6 March 2017

World-first study shows 70s mood stabiliser lithium outperforms its modern equivalent

World-first study shows 70s mood stabiliser lithium outperforms its modern equivalent

Orygen, The National Centre of Excellence in Youth Mental Health in partnership with Deakin University have released the results of a world-first study testing the effects of lithium, a mood stabiliser introduced in the 1970s, and comparing it with those of quetiapine, a more modern and commonly prescribed alternative.

Published in the British Journal of Psychiatry the study looked at 61 people with first episode mania, half of whom were given lithium and the other half quetiapine to manage their symptoms.  In the year after their first episode of mania the results showed the older medication lithium to be superior to quetiapine in terms of symptoms of mania, psychosis, depression, quality of life and functioning. 

‘These are surprising findings for a number of reasons. The previous literature suggests that these medicines are broadly equivalent, but this is the first study to look at a first episode population where there is reason to believe that medicines like lithium might do better if used earlier in the illness course,’ said lead researcher Professor Michael Berk, Director of Deakin University’s Centre for Innovation in Mental and Physical and Clinical Treatment.

Mood stabilisers such as lithium and quetiapine are the mainstay of treatment for the symptoms of bipolar disorder, but until now, little was known about which treatments were more effective in people who had experienced a recent first episode of mania, defined as the beginning of bipolar disorder.

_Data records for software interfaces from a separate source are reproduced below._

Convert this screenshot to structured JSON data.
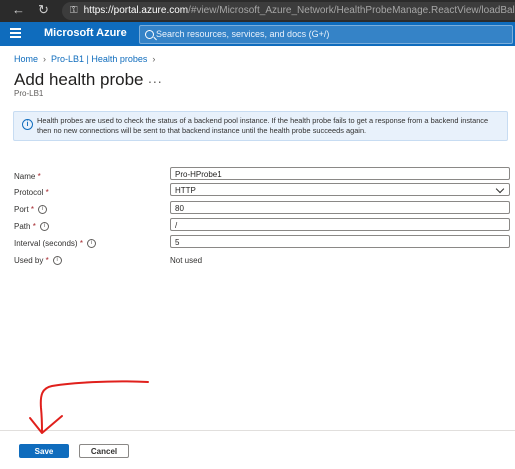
{
  "browser": {
    "url_host": "https://portal.azure.com",
    "url_path": "/#view/Microsoft_Azure_Network/HealthProbeManage.ReactView/loadBalancerId/%2F"
  },
  "topbar": {
    "brand": "Microsoft Azure",
    "search_placeholder": "Search resources, services, and docs (G+/)"
  },
  "breadcrumb": [
    "Home",
    "Pro-LB1 | Health probes"
  ],
  "page": {
    "title": "Add health probe",
    "more": "...",
    "subtitle": "Pro-LB1"
  },
  "info": {
    "text": "Health probes are used to check the status of a backend pool instance. If the health probe fails to get a response from a backend instance then no new connections will be sent to that backend instance until the health probe succeeds again."
  },
  "form": {
    "name": {
      "label": "Name",
      "value": "Pro-HProbe1"
    },
    "protocol": {
      "label": "Protocol",
      "value": "HTTP"
    },
    "port": {
      "label": "Port",
      "value": "80"
    },
    "path": {
      "label": "Path",
      "value": "/"
    },
    "interval": {
      "label": "Interval (seconds)",
      "value": "5"
    },
    "used_by": {
      "label": "Used by",
      "value": "Not used"
    }
  },
  "footer": {
    "save": "Save",
    "cancel": "Cancel"
  },
  "colors": {
    "accent": "#0f6cbd",
    "annotation": "#e0201c"
  }
}
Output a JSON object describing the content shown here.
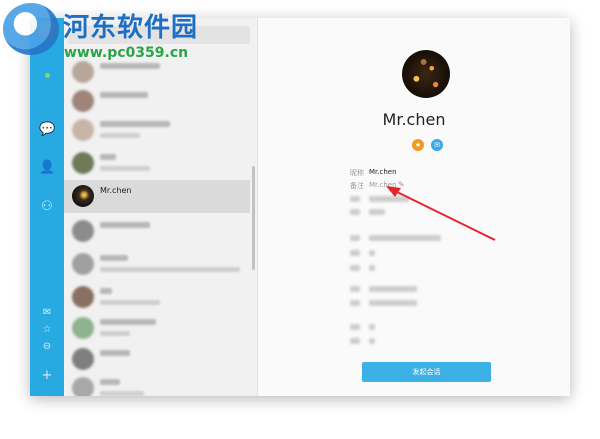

Developed over 40 years ago, marketing and other forces have seen lithium gradually fall out of favour as a treatment for the disorder. This is despite the fact that most guidelines recommend it as a first-line treatment. Consequently, newer treatments such as quetiapine have gained traction and taken over lithium as a more commonly prescribed alternative.

‘The results of this study suggest that lithium probably should retain its position as a first-line choice for treatment of this disorder generally, and particularly in people at the earliest stages of their illness,’ said Professor Berk.

The study found that although lithium remains the most effective agent for treating first episode mania it also becomes less effective for those who have experienced multiple episodes. Therefore the results further support both the idea of early invention and the importance of having specialist first episode treatment facilities for young people to access, such as headspace and the Early Psychosis Prevention and Intervention Centres (EPPIC).

‘The first episode is a unique opportunity because both psychological and pharmacological treatments seem most effective at that point. Failure to offer the best treatments at the earliest opportunity is associated with a lower likelihood that the person is going to respond to treatment and have an optimal outcome. This research therefore supports the importance of early intervention,’ Professor Berk said.